This post was submitted by Frederikka Payne, owner of Aurora Yarns and
our TNNA Maker Faire Chair . . .
Detroit Maker Faire rocked!
What a fun, exciting and
uplifting weekend! Who wouldn’t be excited and uplifted by seeing 800-1000
people (at least 50% of
them children) learn to knit, crochet, needlepoint and
cross-stitch in two days? The TNNA Needle
arts Zone was indoors this year in the
fabulous Henry Ford Museum – out of the heat! We were in a very large open space
and were allowed to spread out. As a result, we only had to turn a few people
away and ask them to return (and they did).
Once again, we got a lot of parents to join in with their children, and they
enjoyed the experience. One family really sticks out in my mind. One of the

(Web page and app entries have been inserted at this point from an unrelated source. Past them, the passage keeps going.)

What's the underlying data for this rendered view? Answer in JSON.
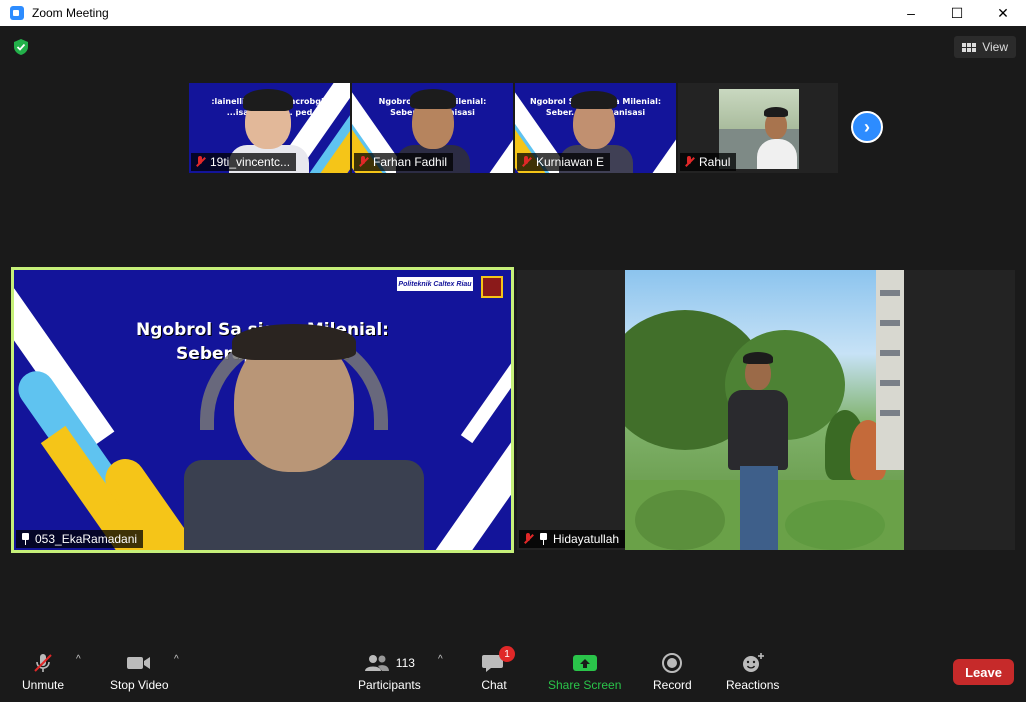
{
  "window": {
    "title": "Zoom Meeting",
    "controls": [
      "–",
      "☐",
      "✕"
    ]
  },
  "top_bar": {
    "view_label": "View"
  },
  "thumbnails": [
    {
      "name": "19ti_vincentc...",
      "slide_text": ":lainelliM awsis...hcrobgN",
      "slide_text2": "...isasinagrO .. ped"
    },
    {
      "name": "Farhan Fadhil",
      "slide_text": "Ngobrol S...wa Milenial:",
      "slide_text2": "Sebera... rganisasi"
    },
    {
      "name": "Kurniawan E",
      "slide_text": "Ngobrol S...hasiswa Milenial:",
      "slide_text2": "Seber... Berorganisasi"
    },
    {
      "name": "Rahul"
    }
  ],
  "main_tiles": {
    "left": {
      "name": "053_EkaRamadani",
      "slide_title_1": "Ngobrol Sa          siswa Milenial:",
      "slide_title_2": "Seberap              rganisasi",
      "slide_logo_text": "Politeknik Caltex Riau"
    },
    "right": {
      "name": "Hidayatullah"
    }
  },
  "toolbar": {
    "unmute": "Unmute",
    "stop_video": "Stop Video",
    "participants": "Participants",
    "participants_count": "113",
    "chat": "Chat",
    "chat_badge": "1",
    "share_screen": "Share Screen",
    "record": "Record",
    "reactions": "Reactions",
    "leave": "Leave"
  },
  "colors": {
    "accent_blue": "#2D8CFF",
    "active_speaker_border": "#c6f07a",
    "leave_red": "#c62a2a",
    "share_green": "#2ac44a"
  }
}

daughters wanted to learn to needlepoint and had picked out a kit, but the rest
of the family was hungry. She asked if I could hold it for her until after
lunch. An hour or so later, three generations of her family were learning to
needlepoint, cross-stitch, knit and crochet. It became a blur, as nearly every
family member went on to learn all four disciplines!
In fact, that family was not alone – quite a few people made the entire
circuit of our booth, either in one day or two. They were at Maker Faire to
experience, learn and make and they did all of that for sure in our booth.
TNNA’s Needlearts Zone won two Editor’s Choice blue ribbons! I was able to
speak with both of the awarders and both said we had the best booth in the Faire
(so did many of the attendees – many told us that throughout the whole weekend).
I spoke at length with the second awarder. He was very impressed with the
diversity in our booth – all ages, both sexes, different races. We bring people
together from all walks of life, but in our booth they are all just interested
in the same thing – teaching and learning needlearts.
He pointed to various groupings – a grandfatherly man teaching two young
girls to needlepoint, a teenaged boy teaching a mother and her teen son and
daughter to knit, a motherly woman teaching young boys to cross-stitch, a
left-handed woman teaching a left-handed man to crochet (we love our lefty
teachers!) – and said "where else could you possibly reach all these different
people?” Pointing at various people, he asked, "without this experience, would
that person have ever been likely to go to one of your member’s stores?” In each
instance, I had to respond "no” because he had pointed out the people who looked
most unlikely to even to know a yarn, needlepoint or cross-stitch store
Because of TNNA’s booth at Maker Faire, they have been exposed to and
welcomed into our needlearts world and their lives have been changed – we hope
Our volunteer teachers in Detroit are phenomenal. Many of them were returnees
– and after giving up anywhere from 4 hours to more than 3 full days of their
time and talent, they thanked us for the opportunity. Every one of them wants to
come back next year to teach. In addition, we collected nearly 50 names of
people who are interested in teaching in the Needlearts Zone at next year’s
Maker Faire, simply because they were so impressed by what we are doing.
One woman (Suzanne) worked with us from the first moment of set-up to the
last moment of tear-down. In addition, she agreed to represent us on Wednesday
in a segment of a program Maker Faire has set up with a local teacher’s group.
The segment is a miniature version of what we and other "Makers” did at Maker
Faire, to show teachers what they can do to stimulate their students’
imaginations and inspire them. I can’t wait to hear her report!
|Suzanne stitching the new needlepoint canvas|
Next up, New York — September 17-18. If you are in the New York area and
would like to join us and teach, contact us at firstname.lastname@example.org. It is more
fun with needlearts than you can possibly